Live from the "Litter Box"
And as someone pointed out, that has to be an advantage for a poker cat. It's like building a resort hotel on an old Indian burial ground (The Shining) and not expecting fireworks to happen. lol
I wasn't sure how the evening would turn out -- after all, the players there would have had plenty of experience playing poker and I expected we would just be trading money back and forth. I started out with tradition, having a pre-game dinner with Sham that reminded me of how I'd go and eat with Gnome before the old Emory game.
But it turned out the results were good, I cashed out nearly a full buy-in (Lookouts 9-1).
Things didn't start out very well -- I misread a hand again, just like I did last March when we were over at CC's, as described in this post here.
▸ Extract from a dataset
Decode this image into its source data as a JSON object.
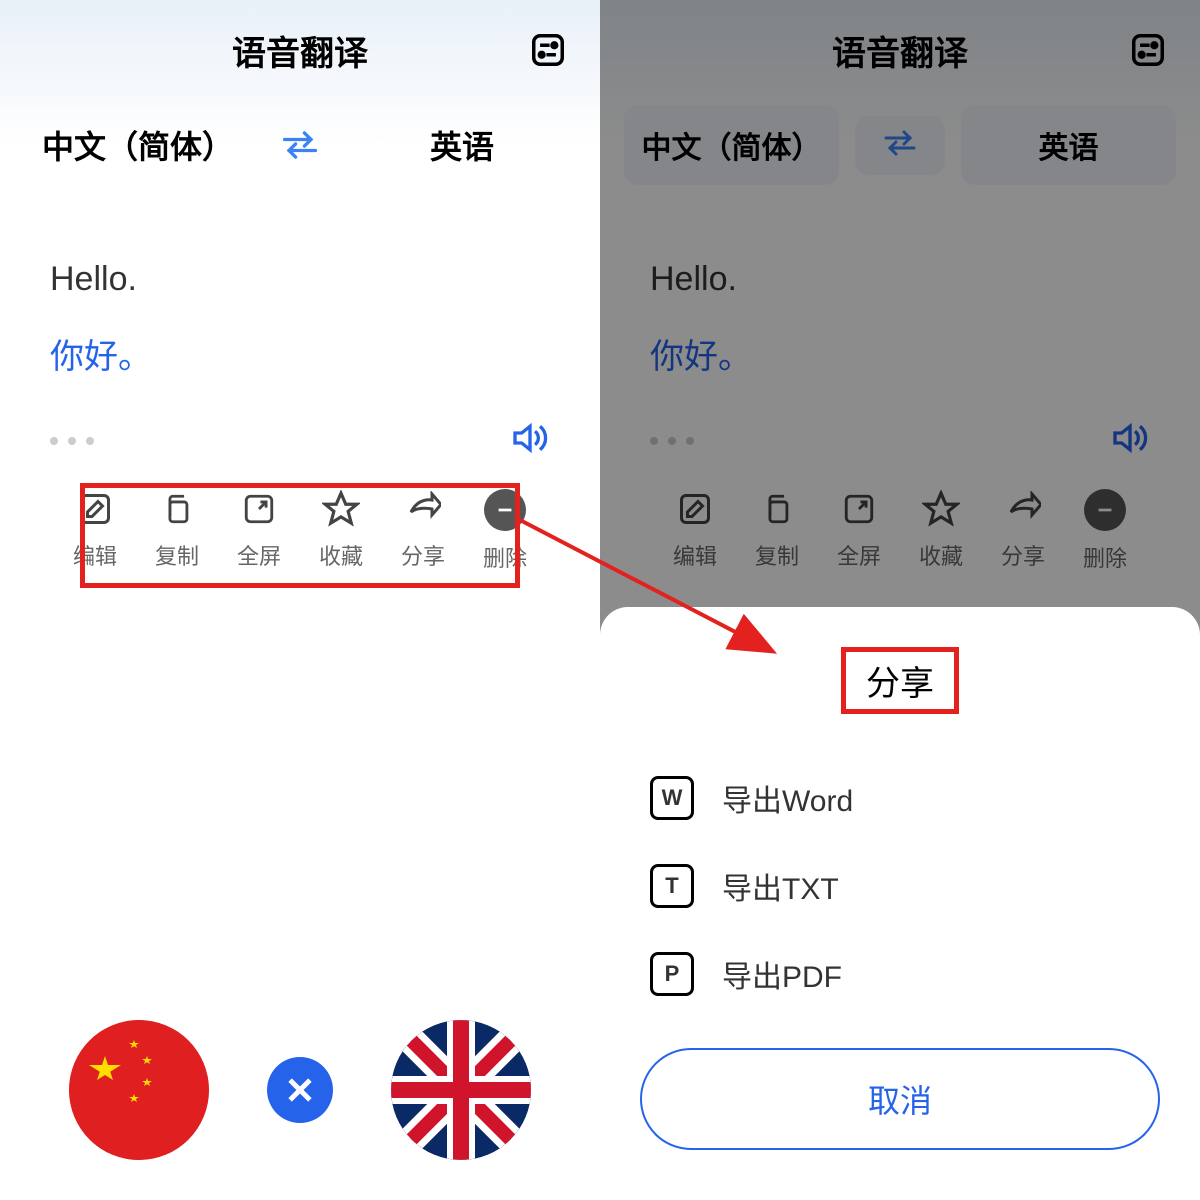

In last night's game, I thought that I had trip 6s when I didn't and lost $35 right off the bat. Two pair took the hand. But maybe I could have kept betting it out.
And although the original plan was to play NL, 23skidoo's neighbor suggested playing PLO and it reverted to a mixed game, which was awesome considering how much experience I have with the crew since all of our home games are mixed.
I scooped an O8 pot with Q3 2 pair and a better low with 25. I made a boat in the "machine gun" portion of reverse-flop hold'em and did ok in Pineapple, making an OESD to chop a pot in one instance.
I felt it was another good showing for the CR offense -- I know it looks tight but there are a lot of moving parts that frequently cause players to misread hands, especially if they have experience with games where raises mean only the most premium of hands.
Having an open range of preflop raising hands is like an aggressive variation of people who call raises with any two cards. A main difference is that when you raise preflop to open up a hand, you have a great opportunity to take the flop down without a fight.
I saw a lot of preflop calling to raises and folding on the flop. I felt like there was a lot of chasing in the mixed games -- and that can get expensive! My basic rule is that in everything, from razz to Omaha, your cards have to work together somehow and coordination goes a long way.
Thanks again to the host and fellow players -- it was really nice to get together and hang out over some cards!!